(Beginning of LISTED RECORDS)

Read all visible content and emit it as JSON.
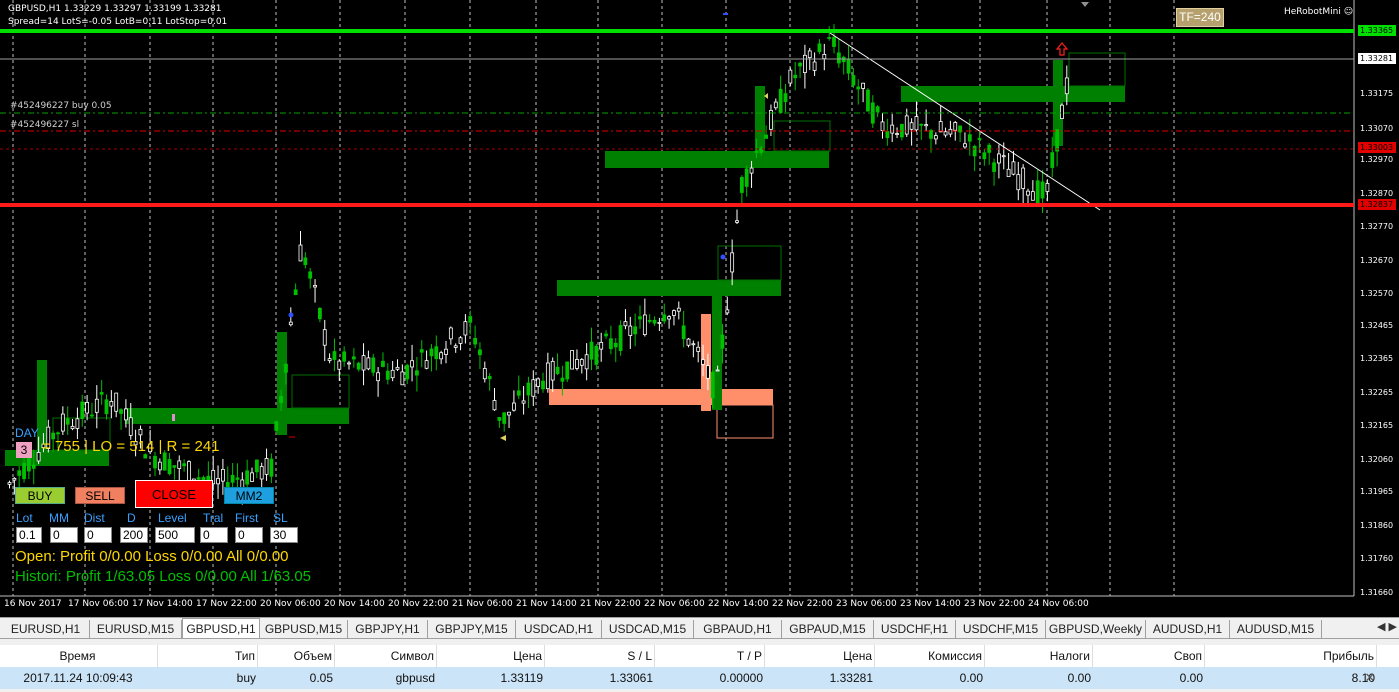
{
  "chart": {
    "header_line1": "GBPUSD,H1  1.33229 1.33297 1.33199 1.33281",
    "header_line2": "Spread=14  LotS=-0.05  LotB=0.11  LotStop=0.01",
    "order_buy_label": "#452496227 buy 0.05",
    "order_sl_label": "#452496227 sl",
    "tf_badge": "TF=240",
    "robot_label": "HeRobotMini",
    "day_label": "DAY",
    "day_counter": "3",
    "stats_line": "= 755 | LO = 514 | R = 241",
    "price_levels": [
      "1.33365",
      "1.33281",
      "1.33175",
      "1.33070",
      "1.33003",
      "1.32970",
      "1.32870",
      "1.32837",
      "1.32770",
      "1.32670",
      "1.32570",
      "1.32465",
      "1.32365",
      "1.32265",
      "1.32165",
      "1.32060",
      "1.31965",
      "1.31860",
      "1.31760",
      "1.31660"
    ],
    "time_labels": [
      "16 Nov 2017",
      "17 Nov 06:00",
      "17 Nov 14:00",
      "17 Nov 22:00",
      "20 Nov 06:00",
      "20 Nov 14:00",
      "20 Nov 22:00",
      "21 Nov 06:00",
      "21 Nov 14:00",
      "21 Nov 22:00",
      "22 Nov 06:00",
      "22 Nov 14:00",
      "22 Nov 22:00",
      "23 Nov 06:00",
      "23 Nov 14:00",
      "23 Nov 22:00",
      "24 Nov 06:00"
    ],
    "colors": {
      "bull": "#ffffff",
      "bear": "#00c000",
      "resist": "#00e000",
      "support": "#ff1a1a",
      "zone": "#008000",
      "sell_zone": "#ff8f6b"
    }
  },
  "panel": {
    "buy_label": "BUY",
    "sell_label": "SELL",
    "close_label": "CLOSE",
    "mm2_label": "MM2",
    "param_labels": [
      "Lot",
      "MM",
      "Dist",
      "D",
      "Level",
      "Tral",
      "First",
      "SL"
    ],
    "param_values": [
      "0.1",
      "0",
      "0",
      "200",
      "500",
      "0",
      "0",
      "30"
    ],
    "open_line": "Open:  Profit 0/0.00  Loss 0/0.00  All 0/0.00",
    "histori_line": "Histori:  Profit 1/63.05  Loss 0/0.00  All 1/63.05"
  },
  "tabs": [
    "EURUSD,H1",
    "EURUSD,M15",
    "GBPUSD,H1",
    "GBPUSD,M15",
    "GBPJPY,H1",
    "GBPJPY,M15",
    "USDCAD,H1",
    "USDCAD,M15",
    "GBPAUD,H1",
    "GBPAUD,M15",
    "USDCHF,H1",
    "USDCHF,M15",
    "GBPUSD,Weekly",
    "AUDUSD,H1",
    "AUDUSD,M15"
  ],
  "active_tab": "GBPUSD,H1",
  "table": {
    "headers": [
      "Время",
      "Тип",
      "Объем",
      "Символ",
      "Цена",
      "S / L",
      "T / P",
      "Цена",
      "Комиссия",
      "Налоги",
      "Своп",
      "Прибыль"
    ],
    "row": [
      "2017.11.24 10:09:43",
      "buy",
      "0.05",
      "gbpusd",
      "1.33119",
      "1.33061",
      "0.00000",
      "1.33281",
      "0.00",
      "0.00",
      "0.00",
      "8.10"
    ],
    "close_icon": "close-icon"
  }
}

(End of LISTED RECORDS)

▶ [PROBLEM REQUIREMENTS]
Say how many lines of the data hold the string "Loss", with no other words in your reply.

▶ [ANSWER SECTION]
2